Though quite a number of insurance companies have been preparing for property investment, the regulator is unlikely to come out with detailed rules for this soon, said insiders.
China beats US in green investment
China’s investment and financing for clean energy rose to US$34.6 billion in 2009, out of US$162 billion invested globally, according to the report by the nonprofit Pew Charitable Trusts. The US was ranked second in spending on renewable energy, at US$18.6 billion, with European nations also recording strong growth.
“Countries are jockeying for leadership. They know that investing in clean energy can renew manufacturing bases, and create export opportunities, jobs and businesses,” Phyllis Cuttino, who directs the Pew Environment Group’s Global Warming Campaign, said in a statement.
The report comes as China is clinching a slew of energy and resource-related deals meant to help ensure access to the commodities needed to keep its fast-growing economy booming.
China’s offshore oil and gas company CNOOC agreed to buy 3.6 million tons of liquefied natural gas a year, for 20 years, from an Australian energy project operated by BG Group PLC. Though a value for the deal was not released, Australian media reports estimated its worth at 80 billion Australian dollars (US$73 billion), which is the country’s biggest single company-to-company contract ever.
Natural gas is cleaner than the coal that now fuels about three-quarters of China’s electricity generation. But Beijing also is throwing massive resources into nurturing renewable energy, both to counter environmental damage from fossil fuel emissions and to curb its soaring reliance on imports.
The US still leads the world in installed renewable energy, with 52.2 gigawatts of wind, small hydroelectric, biomass and waste generating capacity, the Pew report said.

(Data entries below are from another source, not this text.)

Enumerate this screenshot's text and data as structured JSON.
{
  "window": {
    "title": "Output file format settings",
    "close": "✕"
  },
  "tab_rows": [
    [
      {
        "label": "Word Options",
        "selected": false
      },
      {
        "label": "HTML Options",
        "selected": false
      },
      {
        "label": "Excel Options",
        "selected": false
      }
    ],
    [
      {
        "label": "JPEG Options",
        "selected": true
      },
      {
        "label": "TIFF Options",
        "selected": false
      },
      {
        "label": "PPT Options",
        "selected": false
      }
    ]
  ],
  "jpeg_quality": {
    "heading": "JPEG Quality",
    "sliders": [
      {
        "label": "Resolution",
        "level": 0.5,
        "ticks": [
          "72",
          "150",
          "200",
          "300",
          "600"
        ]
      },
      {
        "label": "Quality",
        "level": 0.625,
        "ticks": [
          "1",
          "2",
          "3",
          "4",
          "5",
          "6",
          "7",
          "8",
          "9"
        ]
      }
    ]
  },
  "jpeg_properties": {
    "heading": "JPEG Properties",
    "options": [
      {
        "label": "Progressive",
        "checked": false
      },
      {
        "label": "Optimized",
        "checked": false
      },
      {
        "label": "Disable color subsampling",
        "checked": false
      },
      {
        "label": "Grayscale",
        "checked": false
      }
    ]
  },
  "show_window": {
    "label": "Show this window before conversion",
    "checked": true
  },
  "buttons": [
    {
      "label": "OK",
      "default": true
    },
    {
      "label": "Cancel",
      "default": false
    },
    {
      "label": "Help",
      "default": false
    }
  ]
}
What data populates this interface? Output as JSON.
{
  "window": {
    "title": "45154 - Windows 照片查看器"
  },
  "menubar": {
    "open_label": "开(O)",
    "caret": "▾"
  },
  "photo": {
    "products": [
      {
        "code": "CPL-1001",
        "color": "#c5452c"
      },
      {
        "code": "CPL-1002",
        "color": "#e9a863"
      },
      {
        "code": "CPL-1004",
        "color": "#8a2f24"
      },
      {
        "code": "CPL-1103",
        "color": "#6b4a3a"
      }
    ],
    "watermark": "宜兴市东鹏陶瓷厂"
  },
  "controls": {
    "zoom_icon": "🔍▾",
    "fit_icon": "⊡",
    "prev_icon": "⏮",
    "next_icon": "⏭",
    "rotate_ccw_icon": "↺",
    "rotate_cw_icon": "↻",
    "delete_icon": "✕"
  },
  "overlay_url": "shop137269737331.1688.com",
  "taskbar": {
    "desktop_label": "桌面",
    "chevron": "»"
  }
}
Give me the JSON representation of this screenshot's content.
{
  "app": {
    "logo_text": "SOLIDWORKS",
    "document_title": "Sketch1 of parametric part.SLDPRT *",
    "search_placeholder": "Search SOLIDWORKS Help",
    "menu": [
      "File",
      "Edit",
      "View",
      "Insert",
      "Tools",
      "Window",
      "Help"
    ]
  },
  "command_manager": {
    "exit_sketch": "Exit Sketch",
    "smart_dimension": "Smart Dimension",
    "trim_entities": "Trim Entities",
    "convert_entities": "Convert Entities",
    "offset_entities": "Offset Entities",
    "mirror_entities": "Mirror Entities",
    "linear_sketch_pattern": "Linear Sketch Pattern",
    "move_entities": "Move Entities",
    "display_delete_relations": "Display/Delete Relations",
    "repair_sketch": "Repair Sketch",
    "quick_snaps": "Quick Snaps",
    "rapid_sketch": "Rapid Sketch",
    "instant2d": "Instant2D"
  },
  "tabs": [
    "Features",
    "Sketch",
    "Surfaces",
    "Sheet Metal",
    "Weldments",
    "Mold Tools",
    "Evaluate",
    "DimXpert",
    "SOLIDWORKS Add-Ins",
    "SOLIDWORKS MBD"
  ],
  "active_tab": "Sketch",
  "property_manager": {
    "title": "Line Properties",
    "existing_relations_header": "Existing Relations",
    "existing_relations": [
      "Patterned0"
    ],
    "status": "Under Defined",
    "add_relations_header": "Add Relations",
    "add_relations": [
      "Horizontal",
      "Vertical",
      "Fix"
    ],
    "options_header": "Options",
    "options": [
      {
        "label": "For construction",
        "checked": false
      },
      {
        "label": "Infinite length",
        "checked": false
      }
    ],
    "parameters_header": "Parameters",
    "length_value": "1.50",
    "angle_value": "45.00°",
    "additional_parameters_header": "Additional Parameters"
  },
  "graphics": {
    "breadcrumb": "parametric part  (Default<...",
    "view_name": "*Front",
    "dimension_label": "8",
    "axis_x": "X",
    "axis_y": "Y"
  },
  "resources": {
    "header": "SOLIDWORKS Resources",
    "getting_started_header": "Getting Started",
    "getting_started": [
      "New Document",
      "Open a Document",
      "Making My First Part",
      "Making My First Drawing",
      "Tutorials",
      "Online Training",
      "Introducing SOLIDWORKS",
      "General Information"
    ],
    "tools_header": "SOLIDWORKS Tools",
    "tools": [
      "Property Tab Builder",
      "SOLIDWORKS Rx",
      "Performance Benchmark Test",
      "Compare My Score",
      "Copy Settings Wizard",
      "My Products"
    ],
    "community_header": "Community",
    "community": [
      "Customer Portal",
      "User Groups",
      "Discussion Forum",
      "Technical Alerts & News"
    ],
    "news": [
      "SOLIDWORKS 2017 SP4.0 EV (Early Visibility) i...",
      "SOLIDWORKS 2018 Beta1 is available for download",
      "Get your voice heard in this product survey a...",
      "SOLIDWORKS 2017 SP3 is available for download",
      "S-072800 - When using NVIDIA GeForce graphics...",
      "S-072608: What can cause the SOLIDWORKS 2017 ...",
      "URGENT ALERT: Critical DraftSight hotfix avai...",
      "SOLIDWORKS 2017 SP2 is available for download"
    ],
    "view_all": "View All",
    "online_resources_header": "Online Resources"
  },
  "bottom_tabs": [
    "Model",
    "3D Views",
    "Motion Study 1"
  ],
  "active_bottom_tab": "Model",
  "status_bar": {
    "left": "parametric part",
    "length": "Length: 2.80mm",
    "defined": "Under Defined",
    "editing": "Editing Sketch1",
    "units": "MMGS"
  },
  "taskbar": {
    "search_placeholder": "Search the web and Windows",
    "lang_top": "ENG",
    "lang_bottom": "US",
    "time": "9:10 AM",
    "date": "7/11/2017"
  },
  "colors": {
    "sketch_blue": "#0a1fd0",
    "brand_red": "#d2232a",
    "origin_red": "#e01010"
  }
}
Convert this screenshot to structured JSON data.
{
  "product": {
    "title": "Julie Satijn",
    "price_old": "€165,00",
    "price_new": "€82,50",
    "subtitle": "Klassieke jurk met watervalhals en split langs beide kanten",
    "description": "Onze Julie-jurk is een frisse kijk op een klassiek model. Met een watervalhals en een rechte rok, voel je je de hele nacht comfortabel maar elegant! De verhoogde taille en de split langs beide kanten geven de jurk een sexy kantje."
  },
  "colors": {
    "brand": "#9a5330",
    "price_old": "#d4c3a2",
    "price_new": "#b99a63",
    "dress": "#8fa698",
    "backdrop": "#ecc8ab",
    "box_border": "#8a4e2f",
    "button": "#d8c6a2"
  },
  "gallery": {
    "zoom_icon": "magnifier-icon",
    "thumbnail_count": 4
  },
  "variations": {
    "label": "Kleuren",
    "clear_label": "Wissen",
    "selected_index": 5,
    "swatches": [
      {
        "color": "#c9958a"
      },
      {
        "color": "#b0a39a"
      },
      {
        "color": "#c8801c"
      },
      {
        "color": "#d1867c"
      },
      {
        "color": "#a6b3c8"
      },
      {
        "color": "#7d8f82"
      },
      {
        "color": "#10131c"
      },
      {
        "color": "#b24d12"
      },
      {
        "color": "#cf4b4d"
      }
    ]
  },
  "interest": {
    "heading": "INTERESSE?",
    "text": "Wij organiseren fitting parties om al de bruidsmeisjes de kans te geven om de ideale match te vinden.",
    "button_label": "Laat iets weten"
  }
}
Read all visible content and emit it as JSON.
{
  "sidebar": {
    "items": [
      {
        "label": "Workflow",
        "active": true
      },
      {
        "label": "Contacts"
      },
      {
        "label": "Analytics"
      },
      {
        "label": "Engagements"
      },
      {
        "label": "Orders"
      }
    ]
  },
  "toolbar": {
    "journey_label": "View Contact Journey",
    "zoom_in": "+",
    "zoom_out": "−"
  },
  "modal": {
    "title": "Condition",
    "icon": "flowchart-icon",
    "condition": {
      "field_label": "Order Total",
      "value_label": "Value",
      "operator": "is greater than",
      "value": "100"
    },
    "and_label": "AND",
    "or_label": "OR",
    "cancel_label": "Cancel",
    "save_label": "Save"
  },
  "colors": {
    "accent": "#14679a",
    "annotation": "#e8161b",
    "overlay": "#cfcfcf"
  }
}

But China is quickly closing the gap, as a doubling in wind energy capacity alone boosted its own installed renewable energy capacity to 49.7 gigawatts in 2009. Germany trails with 30.9 gigawatts, the report said.
It said much of the impact from US$184 billion in stimulus spending earmarked for clean energy by governments of the Group of 20 industrial nations has yet to come. Of that amount, China is due to spend nearly US$47 billion on improved energy efficiency, clean vehicles, installation of solar power and improvements to electricity grid.
Spending on clean energy is forecast at US$200 billion for 2010, up about 25 percent
US spending on renewable energy fell 42 percent in 2009 from the year before, constrained by tight credit and the lack of a strong policy framework, the report said. But it is likely to rise faster this year, helped by the enactment in 2009 of production tax credits for wind energy and investment tax credits for solar power.
The report noted that the US still dominates venture financing and technology innovation for clean energy, but in manufacturing it lags behind China, which has become a powerhouse in production of both solar cells and wind turbines.
With climate change legislation stalled in the US Congress, the outlook for faster growth remains uncertain, the report noted.
In terms of clean energy investment relative to the size of its overall economy, China ranks third in the G20 at 0.39 percent, well behind Spain, which leads at 0.74 percent. The US, at 0.13 percent, was 11th, the report said.
“There are reasons to be concerned about America’s competitive position in the clean energy marketplace. Relative to the size of its economy, the United States’ clean energy finance and investments lag behind many of its G20 partners,” the report said